## Task item
In the records below, find every line that contains "Curve" and list it.
----- Data provided
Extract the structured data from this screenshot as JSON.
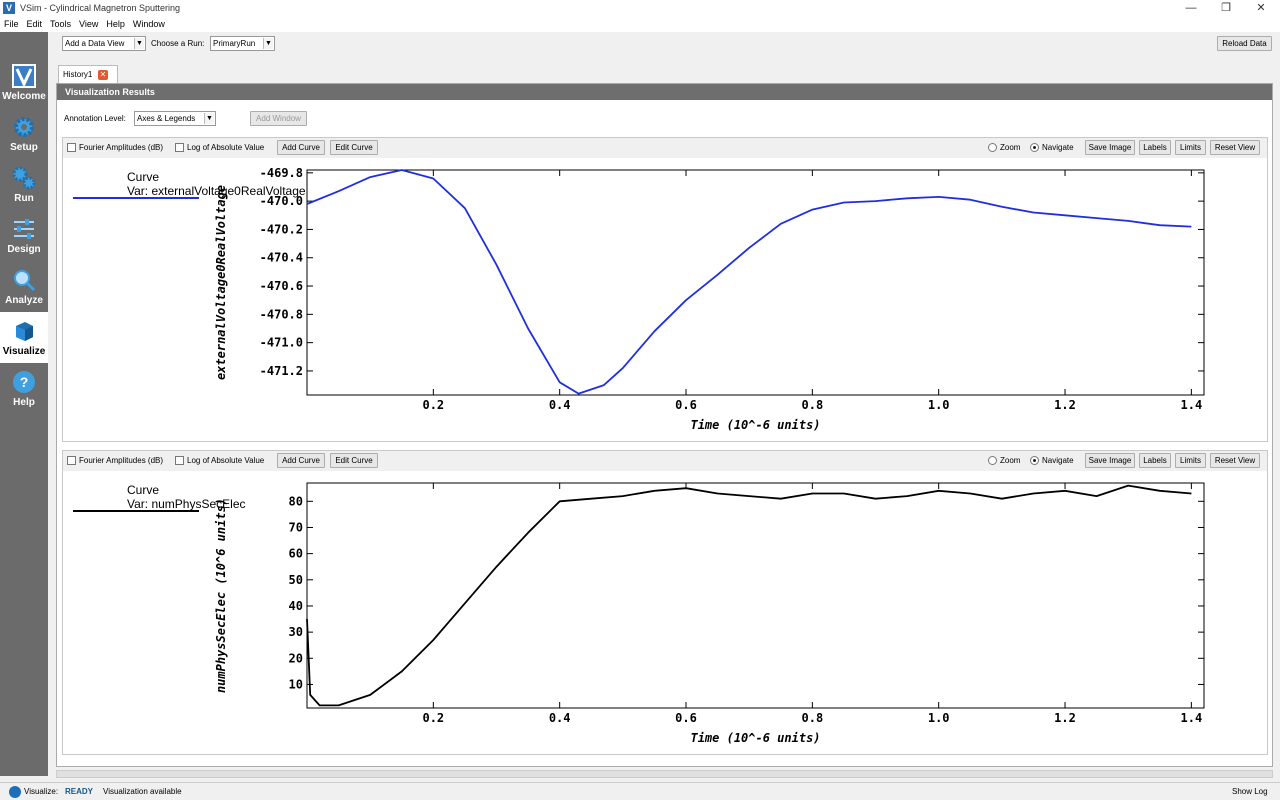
{
  "window": {
    "title": "VSim - Cylindrical Magnetron Sputtering",
    "minimize": "—",
    "restore": "❐",
    "close": "✕",
    "logo": "V"
  },
  "menu": [
    "File",
    "Edit",
    "Tools",
    "View",
    "Help",
    "Window"
  ],
  "sidebar": {
    "items": [
      {
        "label": "Welcome",
        "icon": "vsim-logo-icon"
      },
      {
        "label": "Setup",
        "icon": "gear-icon"
      },
      {
        "label": "Run",
        "icon": "gears-icon"
      },
      {
        "label": "Design",
        "icon": "sliders-icon"
      },
      {
        "label": "Analyze",
        "icon": "magnifier-icon"
      },
      {
        "label": "Visualize",
        "icon": "cube-icon"
      },
      {
        "label": "Help",
        "icon": "question-icon"
      }
    ],
    "active": "Visualize"
  },
  "toolbar": {
    "data_view": "Add a Data View",
    "run_label": "Choose a Run:",
    "run_value": "PrimaryRun",
    "reload": "Reload Data"
  },
  "tab": {
    "label": "History1"
  },
  "panel": {
    "header": "Visualization Results",
    "annotation_label": "Annotation Level:",
    "annotation_value": "Axes & Legends",
    "add_window": "Add Window"
  },
  "plot_controls": {
    "fourier": "Fourier Amplitudes (dB)",
    "log_abs": "Log of Absolute Value",
    "add_curve": "Add Curve",
    "edit_curve": "Edit Curve",
    "zoom": "Zoom",
    "navigate": "Navigate",
    "save_image": "Save Image",
    "labels": "Labels",
    "limits": "Limits",
    "reset_view": "Reset View"
  },
  "colors": {
    "series1": "#1f2fe0",
    "series2": "#000000",
    "sidebar": "#6b6b6b",
    "header": "#6e6e6e"
  },
  "chart_data": [
    {
      "type": "line",
      "legend_title": "Curve",
      "series": [
        {
          "name": "Var: externalVoltage0RealVoltage",
          "color": "#1f2fe0",
          "x": [
            0.0,
            0.05,
            0.1,
            0.15,
            0.2,
            0.25,
            0.3,
            0.35,
            0.4,
            0.43,
            0.47,
            0.5,
            0.55,
            0.6,
            0.65,
            0.7,
            0.75,
            0.8,
            0.85,
            0.9,
            0.95,
            1.0,
            1.05,
            1.1,
            1.15,
            1.2,
            1.25,
            1.3,
            1.35,
            1.4
          ],
          "y": [
            -470.02,
            -469.93,
            -469.83,
            -469.78,
            -469.84,
            -470.05,
            -470.45,
            -470.9,
            -471.28,
            -471.36,
            -471.3,
            -471.18,
            -470.92,
            -470.7,
            -470.52,
            -470.33,
            -470.16,
            -470.06,
            -470.01,
            -470.0,
            -469.98,
            -469.97,
            -469.99,
            -470.04,
            -470.08,
            -470.1,
            -470.12,
            -470.14,
            -470.17,
            -470.18
          ]
        }
      ],
      "xlabel": "Time (10^-6 units)",
      "ylabel": "externalVoltage0RealVoltage",
      "xlim": [
        0.0,
        1.42
      ],
      "ylim": [
        -471.37,
        -469.78
      ],
      "xticks": [
        0.2,
        0.4,
        0.6,
        0.8,
        1.0,
        1.2,
        1.4
      ],
      "xtick_labels": [
        "0.2",
        "0.4",
        "0.6",
        "0.8",
        "1.0",
        "1.2",
        "1.4"
      ],
      "yticks": [
        -469.8,
        -470.0,
        -470.2,
        -470.4,
        -470.6,
        -470.8,
        -471.0,
        -471.2
      ],
      "ytick_labels": [
        "-469.8",
        "-470.0",
        "-470.2",
        "-470.4",
        "-470.6",
        "-470.8",
        "-471.0",
        "-471.2"
      ],
      "legend": "top-left"
    },
    {
      "type": "line",
      "legend_title": "Curve",
      "series": [
        {
          "name": "Var: numPhysSecElec",
          "color": "#000000",
          "x": [
            0.0,
            0.005,
            0.02,
            0.05,
            0.1,
            0.15,
            0.2,
            0.25,
            0.3,
            0.35,
            0.4,
            0.45,
            0.5,
            0.55,
            0.6,
            0.65,
            0.7,
            0.75,
            0.8,
            0.85,
            0.9,
            0.95,
            1.0,
            1.05,
            1.1,
            1.15,
            1.2,
            1.25,
            1.3,
            1.35,
            1.4
          ],
          "y": [
            35,
            6,
            2,
            2,
            6,
            15,
            27,
            41,
            55,
            68,
            80,
            81,
            82,
            84,
            85,
            83,
            82,
            81,
            83,
            83,
            81,
            82,
            84,
            83,
            81,
            83,
            84,
            82,
            86,
            84,
            83
          ]
        }
      ],
      "xlabel": "Time (10^-6 units)",
      "ylabel": "numPhysSecElec (10^6 units)",
      "xlim": [
        0.0,
        1.42
      ],
      "ylim": [
        1,
        87
      ],
      "xticks": [
        0.2,
        0.4,
        0.6,
        0.8,
        1.0,
        1.2,
        1.4
      ],
      "xtick_labels": [
        "0.2",
        "0.4",
        "0.6",
        "0.8",
        "1.0",
        "1.2",
        "1.4"
      ],
      "yticks": [
        10,
        20,
        30,
        40,
        50,
        60,
        70,
        80
      ],
      "ytick_labels": [
        "10",
        "20",
        "30",
        "40",
        "50",
        "60",
        "70",
        "80"
      ],
      "legend": "top-left"
    }
  ],
  "status": {
    "section": "Visualize:",
    "state": "READY",
    "message": "Visualization available",
    "show_log": "Show Log"
  }
}
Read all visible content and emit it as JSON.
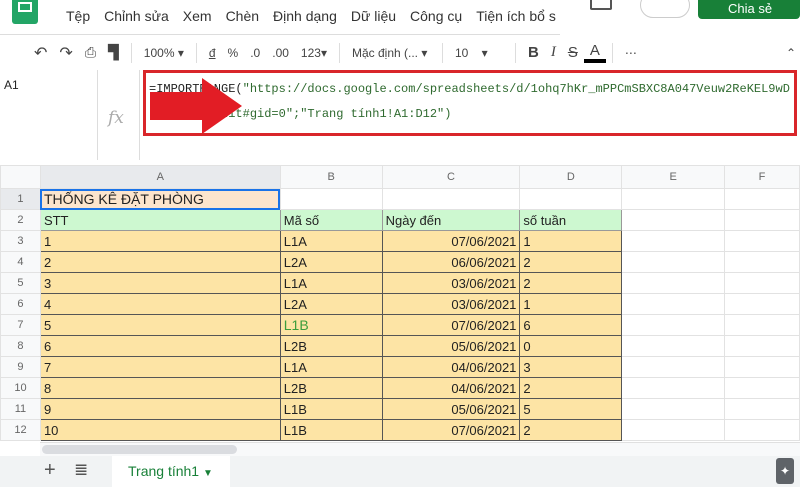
{
  "menubar": {
    "items": [
      "Tệp",
      "Chỉnh sửa",
      "Xem",
      "Chèn",
      "Định dạng",
      "Dữ liệu",
      "Công cụ",
      "Tiện ích bổ s"
    ],
    "share_label": "Chia sẻ"
  },
  "toolbar": {
    "zoom": "100%",
    "currency": "đ",
    "percent": "%",
    "dec_less": ".0",
    "dec_more": ".00",
    "format": "123▾",
    "font": "Mặc định (...",
    "font_size": "10",
    "bold": "B",
    "italic": "I",
    "strike": "S",
    "text_color": "A",
    "more": "⋯"
  },
  "namebox": "A1",
  "fx_label": "fx",
  "formula": {
    "eq": "=IMPORTRANGE(",
    "text": "\"https://docs.google.com/spreadsheets/d/1ohq7hKr_mPPCmSBXC8A047Veuw2ReKEL9wDusb3wzgI/edit#gid=0\";\"Trang tính1!A1:D12\")"
  },
  "columns": [
    "A",
    "B",
    "C",
    "D",
    "E",
    "F"
  ],
  "title": "THỐNG KÊ ĐẶT PHÒNG",
  "headers": [
    "STT",
    "Mã số",
    "Ngày đến",
    "số tuần"
  ],
  "rows": [
    [
      "1",
      "L1A",
      "07/06/2021",
      "1"
    ],
    [
      "2",
      "L2A",
      "06/06/2021",
      "2"
    ],
    [
      "3",
      "L1A",
      "03/06/2021",
      "2"
    ],
    [
      "4",
      "L2A",
      "03/06/2021",
      "1"
    ],
    [
      "5",
      "L1B",
      "07/06/2021",
      "6"
    ],
    [
      "6",
      "L2B",
      "05/06/2021",
      "0"
    ],
    [
      "7",
      "L1A",
      "04/06/2021",
      "3"
    ],
    [
      "8",
      "L2B",
      "04/06/2021",
      "2"
    ],
    [
      "9",
      "L1B",
      "05/06/2021",
      "5"
    ],
    [
      "10",
      "L1B",
      "07/06/2021",
      "2"
    ]
  ],
  "sheet_tab": "Trang tính1",
  "add_sheet": "+",
  "all_sheets": "≣"
}
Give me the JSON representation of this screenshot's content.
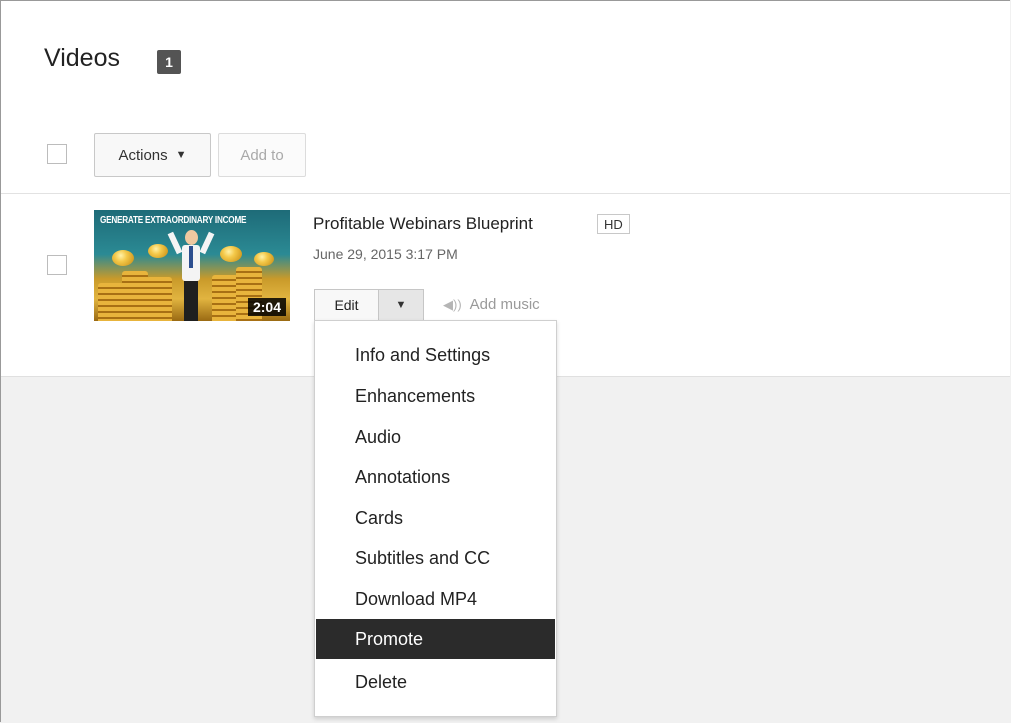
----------
## Problem solution
    "add_curve": "Add Curve",
    "edit_curve": "Edit Curve",
      "legend_title": "Curve",
      "legend_title": "Curve",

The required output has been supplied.